*Provided material:*

·····

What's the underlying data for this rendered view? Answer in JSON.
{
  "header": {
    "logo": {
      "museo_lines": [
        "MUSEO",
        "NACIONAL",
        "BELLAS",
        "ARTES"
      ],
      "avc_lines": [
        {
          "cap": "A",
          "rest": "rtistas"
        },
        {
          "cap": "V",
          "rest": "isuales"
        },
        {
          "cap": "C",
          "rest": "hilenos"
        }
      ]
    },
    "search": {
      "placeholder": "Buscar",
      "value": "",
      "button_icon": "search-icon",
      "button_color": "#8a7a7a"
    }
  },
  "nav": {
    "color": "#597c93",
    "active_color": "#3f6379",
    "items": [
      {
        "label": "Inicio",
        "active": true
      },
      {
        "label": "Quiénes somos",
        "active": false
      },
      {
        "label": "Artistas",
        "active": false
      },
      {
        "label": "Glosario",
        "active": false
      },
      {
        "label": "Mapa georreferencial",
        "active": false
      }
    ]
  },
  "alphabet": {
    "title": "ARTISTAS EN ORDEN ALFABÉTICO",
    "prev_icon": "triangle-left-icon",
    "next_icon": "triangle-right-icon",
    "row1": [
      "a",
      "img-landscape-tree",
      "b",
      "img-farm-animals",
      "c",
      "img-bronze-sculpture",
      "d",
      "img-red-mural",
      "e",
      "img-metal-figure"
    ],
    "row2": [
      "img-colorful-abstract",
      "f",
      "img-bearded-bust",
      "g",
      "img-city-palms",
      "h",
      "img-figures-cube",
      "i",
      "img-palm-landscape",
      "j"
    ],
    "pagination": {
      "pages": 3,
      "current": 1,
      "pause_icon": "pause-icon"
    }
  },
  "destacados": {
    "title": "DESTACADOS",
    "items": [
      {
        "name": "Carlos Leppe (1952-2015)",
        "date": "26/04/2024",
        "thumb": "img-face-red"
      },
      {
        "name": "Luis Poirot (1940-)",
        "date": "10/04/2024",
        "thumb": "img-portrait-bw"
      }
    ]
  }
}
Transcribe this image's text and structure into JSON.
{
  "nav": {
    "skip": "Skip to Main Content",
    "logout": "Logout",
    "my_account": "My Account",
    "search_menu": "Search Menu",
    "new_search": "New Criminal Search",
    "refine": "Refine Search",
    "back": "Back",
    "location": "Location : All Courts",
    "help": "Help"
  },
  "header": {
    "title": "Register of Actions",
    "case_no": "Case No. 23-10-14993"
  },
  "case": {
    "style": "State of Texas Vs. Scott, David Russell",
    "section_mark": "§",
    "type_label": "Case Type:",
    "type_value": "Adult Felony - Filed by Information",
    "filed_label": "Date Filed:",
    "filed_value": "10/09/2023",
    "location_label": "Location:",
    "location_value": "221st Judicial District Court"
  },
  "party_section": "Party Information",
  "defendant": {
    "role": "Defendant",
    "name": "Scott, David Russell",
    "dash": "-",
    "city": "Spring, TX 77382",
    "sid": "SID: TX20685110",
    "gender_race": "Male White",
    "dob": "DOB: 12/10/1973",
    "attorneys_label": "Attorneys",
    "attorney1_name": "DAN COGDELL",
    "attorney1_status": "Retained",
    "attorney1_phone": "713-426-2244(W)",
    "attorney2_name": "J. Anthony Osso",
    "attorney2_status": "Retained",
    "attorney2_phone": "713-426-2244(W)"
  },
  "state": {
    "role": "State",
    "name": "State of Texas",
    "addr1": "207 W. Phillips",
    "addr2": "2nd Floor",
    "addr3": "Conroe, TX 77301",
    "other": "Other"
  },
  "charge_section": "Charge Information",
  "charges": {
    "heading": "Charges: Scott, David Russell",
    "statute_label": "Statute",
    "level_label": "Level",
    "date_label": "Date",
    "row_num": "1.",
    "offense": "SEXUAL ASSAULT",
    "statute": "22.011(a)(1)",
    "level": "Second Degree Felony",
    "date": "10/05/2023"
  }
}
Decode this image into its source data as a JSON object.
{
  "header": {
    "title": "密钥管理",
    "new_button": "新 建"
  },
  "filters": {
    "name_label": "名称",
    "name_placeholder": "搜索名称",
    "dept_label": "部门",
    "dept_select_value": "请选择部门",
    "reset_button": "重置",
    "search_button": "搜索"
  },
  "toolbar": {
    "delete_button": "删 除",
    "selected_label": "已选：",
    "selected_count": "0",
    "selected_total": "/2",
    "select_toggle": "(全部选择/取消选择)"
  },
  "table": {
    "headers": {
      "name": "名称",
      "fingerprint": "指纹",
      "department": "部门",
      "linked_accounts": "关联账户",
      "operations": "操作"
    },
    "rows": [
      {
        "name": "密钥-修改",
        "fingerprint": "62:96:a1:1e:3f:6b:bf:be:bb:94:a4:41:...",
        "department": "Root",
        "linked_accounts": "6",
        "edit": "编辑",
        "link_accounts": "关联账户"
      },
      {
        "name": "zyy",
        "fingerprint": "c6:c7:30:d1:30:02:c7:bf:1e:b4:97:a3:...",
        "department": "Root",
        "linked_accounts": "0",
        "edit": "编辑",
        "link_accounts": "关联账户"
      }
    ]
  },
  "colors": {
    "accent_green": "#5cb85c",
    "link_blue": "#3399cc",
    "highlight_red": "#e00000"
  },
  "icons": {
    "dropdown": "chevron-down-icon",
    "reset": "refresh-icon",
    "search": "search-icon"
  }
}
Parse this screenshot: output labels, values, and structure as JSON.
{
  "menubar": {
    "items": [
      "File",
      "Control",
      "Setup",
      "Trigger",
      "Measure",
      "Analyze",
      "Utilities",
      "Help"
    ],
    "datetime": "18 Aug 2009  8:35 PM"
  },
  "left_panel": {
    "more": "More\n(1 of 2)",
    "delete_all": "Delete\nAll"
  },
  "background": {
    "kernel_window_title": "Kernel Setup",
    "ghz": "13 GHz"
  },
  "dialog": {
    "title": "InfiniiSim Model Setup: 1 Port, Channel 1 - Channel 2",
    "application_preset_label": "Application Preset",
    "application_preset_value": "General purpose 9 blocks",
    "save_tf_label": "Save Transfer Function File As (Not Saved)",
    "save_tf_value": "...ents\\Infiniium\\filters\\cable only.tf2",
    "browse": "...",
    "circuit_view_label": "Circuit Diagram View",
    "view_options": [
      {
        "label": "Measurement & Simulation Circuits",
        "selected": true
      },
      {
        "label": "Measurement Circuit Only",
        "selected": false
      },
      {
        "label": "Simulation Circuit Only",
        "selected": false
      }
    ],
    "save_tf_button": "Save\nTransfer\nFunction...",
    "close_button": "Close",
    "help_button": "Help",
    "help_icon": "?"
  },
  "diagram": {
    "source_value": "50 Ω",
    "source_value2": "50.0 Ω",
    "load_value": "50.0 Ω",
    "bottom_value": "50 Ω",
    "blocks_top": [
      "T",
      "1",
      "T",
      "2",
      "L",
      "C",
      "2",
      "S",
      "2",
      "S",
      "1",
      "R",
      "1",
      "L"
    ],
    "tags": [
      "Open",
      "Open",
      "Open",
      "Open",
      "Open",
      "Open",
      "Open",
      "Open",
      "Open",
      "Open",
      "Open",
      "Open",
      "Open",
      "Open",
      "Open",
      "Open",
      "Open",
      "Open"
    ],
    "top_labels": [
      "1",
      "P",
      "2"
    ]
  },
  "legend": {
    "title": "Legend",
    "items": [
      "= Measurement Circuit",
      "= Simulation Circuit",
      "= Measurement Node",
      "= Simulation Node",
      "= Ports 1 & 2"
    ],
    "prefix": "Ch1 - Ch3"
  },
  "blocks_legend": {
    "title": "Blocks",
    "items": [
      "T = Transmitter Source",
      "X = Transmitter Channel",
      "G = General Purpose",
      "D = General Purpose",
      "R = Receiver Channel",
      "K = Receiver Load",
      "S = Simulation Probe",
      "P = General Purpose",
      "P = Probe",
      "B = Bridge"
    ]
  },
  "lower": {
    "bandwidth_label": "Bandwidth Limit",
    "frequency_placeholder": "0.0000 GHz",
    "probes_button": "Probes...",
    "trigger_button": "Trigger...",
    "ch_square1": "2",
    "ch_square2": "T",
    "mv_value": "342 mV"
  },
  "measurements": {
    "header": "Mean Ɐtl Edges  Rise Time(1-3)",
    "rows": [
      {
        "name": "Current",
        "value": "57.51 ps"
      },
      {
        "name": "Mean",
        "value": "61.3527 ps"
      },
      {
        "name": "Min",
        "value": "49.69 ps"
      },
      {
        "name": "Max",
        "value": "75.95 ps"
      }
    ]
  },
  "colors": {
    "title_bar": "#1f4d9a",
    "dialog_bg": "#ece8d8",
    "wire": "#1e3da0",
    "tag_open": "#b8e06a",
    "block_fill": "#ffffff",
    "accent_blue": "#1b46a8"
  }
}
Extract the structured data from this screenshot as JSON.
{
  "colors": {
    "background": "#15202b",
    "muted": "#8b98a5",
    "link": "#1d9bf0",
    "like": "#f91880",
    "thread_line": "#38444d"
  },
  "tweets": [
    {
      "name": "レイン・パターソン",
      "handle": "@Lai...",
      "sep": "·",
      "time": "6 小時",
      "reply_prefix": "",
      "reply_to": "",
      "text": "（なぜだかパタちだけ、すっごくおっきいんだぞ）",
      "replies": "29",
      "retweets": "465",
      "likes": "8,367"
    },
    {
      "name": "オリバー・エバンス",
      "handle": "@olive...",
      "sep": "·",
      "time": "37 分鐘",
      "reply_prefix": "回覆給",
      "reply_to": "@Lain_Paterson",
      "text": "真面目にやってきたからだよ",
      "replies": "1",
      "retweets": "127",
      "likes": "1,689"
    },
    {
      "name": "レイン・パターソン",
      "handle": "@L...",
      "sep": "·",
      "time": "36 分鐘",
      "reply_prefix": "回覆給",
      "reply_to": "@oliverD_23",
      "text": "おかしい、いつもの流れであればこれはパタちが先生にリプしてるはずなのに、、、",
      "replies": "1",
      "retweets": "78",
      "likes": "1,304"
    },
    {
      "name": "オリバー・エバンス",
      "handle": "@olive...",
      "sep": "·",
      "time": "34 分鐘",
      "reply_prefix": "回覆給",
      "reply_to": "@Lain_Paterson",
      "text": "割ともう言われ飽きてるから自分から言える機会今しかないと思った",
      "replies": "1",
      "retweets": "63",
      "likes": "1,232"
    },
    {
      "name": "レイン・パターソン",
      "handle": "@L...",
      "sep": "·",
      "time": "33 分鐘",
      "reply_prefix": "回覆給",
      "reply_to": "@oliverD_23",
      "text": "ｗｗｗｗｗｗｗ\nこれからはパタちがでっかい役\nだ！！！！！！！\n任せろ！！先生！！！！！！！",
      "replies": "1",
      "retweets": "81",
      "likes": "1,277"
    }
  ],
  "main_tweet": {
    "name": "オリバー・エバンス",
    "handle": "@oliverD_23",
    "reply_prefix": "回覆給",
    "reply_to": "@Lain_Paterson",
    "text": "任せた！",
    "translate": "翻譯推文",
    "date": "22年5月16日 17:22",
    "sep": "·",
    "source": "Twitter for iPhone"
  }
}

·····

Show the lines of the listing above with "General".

*Your solution:*
    "application_preset_value": "General purpose 9 blocks",
      "G = General Purpose",
      "D = General Purpose",
      "P = General Purpose",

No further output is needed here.